In this respect, Mars 2020 will help pave the way for a crewed mission to the Red Planet, which NASA hopes to mount sometime in the 2030s. The probe will also conduct numerous studies designed to improve landing techniques and assess the planet’s natural resources and hazards, as well as coming up with methods to allow astronauts to live off the environment.
In terms of hazards, the probe will be looking at Martian weather patterns, dust storms, and other potential environmental conditions that will affect human astronauts living and working on the surface. It will also test out a method for producing oxygen from the Martian atmosphere and identifying sources of subsurface water (as a source of drinking water, oxygen, and hydrogen fuel).
As NASA stated in their press release, the Mars 2020 mission will “offer opportunities to deploy new capabilities developed through investments by NASA’s Space Technology Program and Human Exploration and Operations Mission Directorate, as well as contributions from international partners.”
They also emphasized the opportunities to learn ho future human explorers could rely on in-situ resource utilization as a way of reducing the amount of materials needed to be shipped – which will not only cut down on launch costs but ensure that future missions to the planet are more self-reliant.
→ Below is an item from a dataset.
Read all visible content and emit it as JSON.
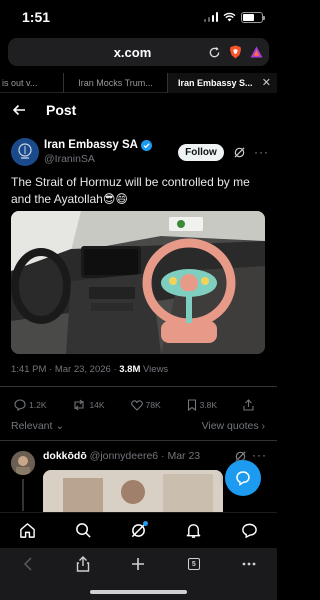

The total cost for NASA to launch Mars 2020 is approximately $243 million. This assessment includes the cost of launch services, processing costs for the spacecraft and its power source, launch vehicle integration and tracking, data and telemetry support.
The use of spare parts has also meant reduced expenditure on the overall mission. In total, the Mars 2020 rover and its launch will cost and estimated $2.1 billion USD, which represents a significant savings over previous missions like the Mars Science Laboratory – which cost a total of $2.5 billion USD.
Between now and 2020, NASA also intends to launch the Interior Exploration using Seismic Investigations, Geodesy and Heat Transport (InSight) lander mission, which is currently targeted for 2018. This and the Mars 2020 rover will be the latest in a long line of orbiters, rovers and landers that are seeking to unlock the mysteries of the Red Planet and prepare it for human visitors!